### Task prompt
Copy each entry below exactly as it appears.

***** Data for this exercise

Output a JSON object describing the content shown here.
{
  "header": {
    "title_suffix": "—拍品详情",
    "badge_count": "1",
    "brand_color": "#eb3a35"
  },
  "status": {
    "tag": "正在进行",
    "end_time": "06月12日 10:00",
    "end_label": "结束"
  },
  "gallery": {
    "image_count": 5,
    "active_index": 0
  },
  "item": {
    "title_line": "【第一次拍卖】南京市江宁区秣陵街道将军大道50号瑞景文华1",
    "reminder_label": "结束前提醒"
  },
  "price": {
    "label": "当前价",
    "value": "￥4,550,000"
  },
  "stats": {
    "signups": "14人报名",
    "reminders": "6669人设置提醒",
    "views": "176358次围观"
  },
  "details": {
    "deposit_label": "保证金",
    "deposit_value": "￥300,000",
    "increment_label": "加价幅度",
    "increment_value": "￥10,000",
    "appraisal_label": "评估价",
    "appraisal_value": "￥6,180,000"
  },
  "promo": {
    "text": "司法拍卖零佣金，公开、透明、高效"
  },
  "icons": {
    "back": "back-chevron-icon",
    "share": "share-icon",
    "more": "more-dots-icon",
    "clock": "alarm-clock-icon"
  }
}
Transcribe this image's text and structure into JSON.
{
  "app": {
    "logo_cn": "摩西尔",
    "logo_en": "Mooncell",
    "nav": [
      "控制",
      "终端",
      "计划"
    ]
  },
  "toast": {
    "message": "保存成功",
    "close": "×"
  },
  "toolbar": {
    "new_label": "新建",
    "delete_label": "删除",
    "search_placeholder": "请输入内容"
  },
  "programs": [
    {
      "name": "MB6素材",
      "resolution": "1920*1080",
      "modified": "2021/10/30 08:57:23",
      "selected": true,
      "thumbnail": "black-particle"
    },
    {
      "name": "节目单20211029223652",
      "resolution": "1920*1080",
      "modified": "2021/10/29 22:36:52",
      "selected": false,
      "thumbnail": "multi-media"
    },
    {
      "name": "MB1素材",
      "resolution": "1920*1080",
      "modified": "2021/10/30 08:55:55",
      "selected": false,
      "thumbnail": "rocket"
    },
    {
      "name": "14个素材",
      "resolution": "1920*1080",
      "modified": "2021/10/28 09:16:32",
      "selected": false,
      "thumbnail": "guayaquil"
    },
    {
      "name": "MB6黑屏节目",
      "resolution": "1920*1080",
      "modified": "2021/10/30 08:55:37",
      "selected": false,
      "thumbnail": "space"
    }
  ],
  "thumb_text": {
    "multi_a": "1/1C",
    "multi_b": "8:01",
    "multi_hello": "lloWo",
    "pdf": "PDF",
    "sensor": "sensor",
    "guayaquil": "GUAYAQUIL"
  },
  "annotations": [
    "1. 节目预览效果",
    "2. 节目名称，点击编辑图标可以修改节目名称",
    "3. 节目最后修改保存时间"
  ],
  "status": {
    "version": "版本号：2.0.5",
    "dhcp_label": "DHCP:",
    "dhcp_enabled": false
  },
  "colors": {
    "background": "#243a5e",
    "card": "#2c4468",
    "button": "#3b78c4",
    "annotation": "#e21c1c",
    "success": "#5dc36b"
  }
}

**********

### Reply to the exercise
Output a JSON object describing the content shown here.
{
  "header": {
    "title_suffix": "—拍品详情",
    "badge_count": "1",
    "brand_color": "#eb3a35"
  },
  "status": {
    "tag": "正在进行",
    "end_time": "06月12日 10:00",
    "end_label": "结束"
  },
  "gallery": {
    "image_count": 5,
    "active_index": 0
  },
  "item": {
    "title_line": "【第一次拍卖】南京市江宁区秣陵街道将军大道50号瑞景文华1",
    "reminder_label": "结束前提醒"
  },
  "price": {
    "label": "当前价",
    "value": "￥4,550,000"
  },
  "stats": {
    "signups": "14人报名",
    "reminders": "6669人设置提醒",
    "views": "176358次围观"
  },
  "details": {
    "deposit_label": "保证金",
    "deposit_value": "￥300,000",
    "increment_label": "加价幅度",
    "increment_value": "￥10,000",
    "appraisal_label": "评估价",
    "appraisal_value": "￥6,180,000"
  },
  "promo": {
    "text": "司法拍卖零佣金，公开、透明、高效"
  },
  "icons": {
    "back": "back-chevron-icon",
    "share": "share-icon",
    "more": "more-dots-icon",
    "clock": "alarm-clock-icon"
  }
}
Transcribe this image's text and structure into JSON.
{
  "app": {
    "logo_cn": "摩西尔",
    "logo_en": "Mooncell",
    "nav": [
      "控制",
      "终端",
      "计划"
    ]
  },
  "toast": {
    "message": "保存成功",
    "close": "×"
  },
  "toolbar": {
    "new_label": "新建",
    "delete_label": "删除",
    "search_placeholder": "请输入内容"
  },
  "programs": [
    {
      "name": "MB6素材",
      "resolution": "1920*1080",
      "modified": "2021/10/30 08:57:23",
      "selected": true,
      "thumbnail": "black-particle"
    },
    {
      "name": "节目单20211029223652",
      "resolution": "1920*1080",
      "modified": "2021/10/29 22:36:52",
      "selected": false,
      "thumbnail": "multi-media"
    },
    {
      "name": "MB1素材",
      "resolution": "1920*1080",
      "modified": "2021/10/30 08:55:55",
      "selected": false,
      "thumbnail": "rocket"
    },
    {
      "name": "14个素材",
      "resolution": "1920*1080",
      "modified": "2021/10/28 09:16:32",
      "selected": false,
      "thumbnail": "guayaquil"
    },
    {
      "name": "MB6黑屏节目",
      "resolution": "1920*1080",
      "modified": "2021/10/30 08:55:37",
      "selected": false,
      "thumbnail": "space"
    }
  ],
  "thumb_text": {
    "multi_a": "1/1C",
    "multi_b": "8:01",
    "multi_hello": "lloWo",
    "pdf": "PDF",
    "sensor": "sensor",
    "guayaquil": "GUAYAQUIL"
  },
  "annotations": [
    "1. 节目预览效果",
    "2. 节目名称，点击编辑图标可以修改节目名称",
    "3. 节目最后修改保存时间"
  ],
  "status": {
    "version": "版本号：2.0.5",
    "dhcp_label": "DHCP:",
    "dhcp_enabled": false
  },
  "colors": {
    "background": "#243a5e",
    "card": "#2c4468",
    "button": "#3b78c4",
    "annotation": "#e21c1c",
    "success": "#5dc36b"
  }
}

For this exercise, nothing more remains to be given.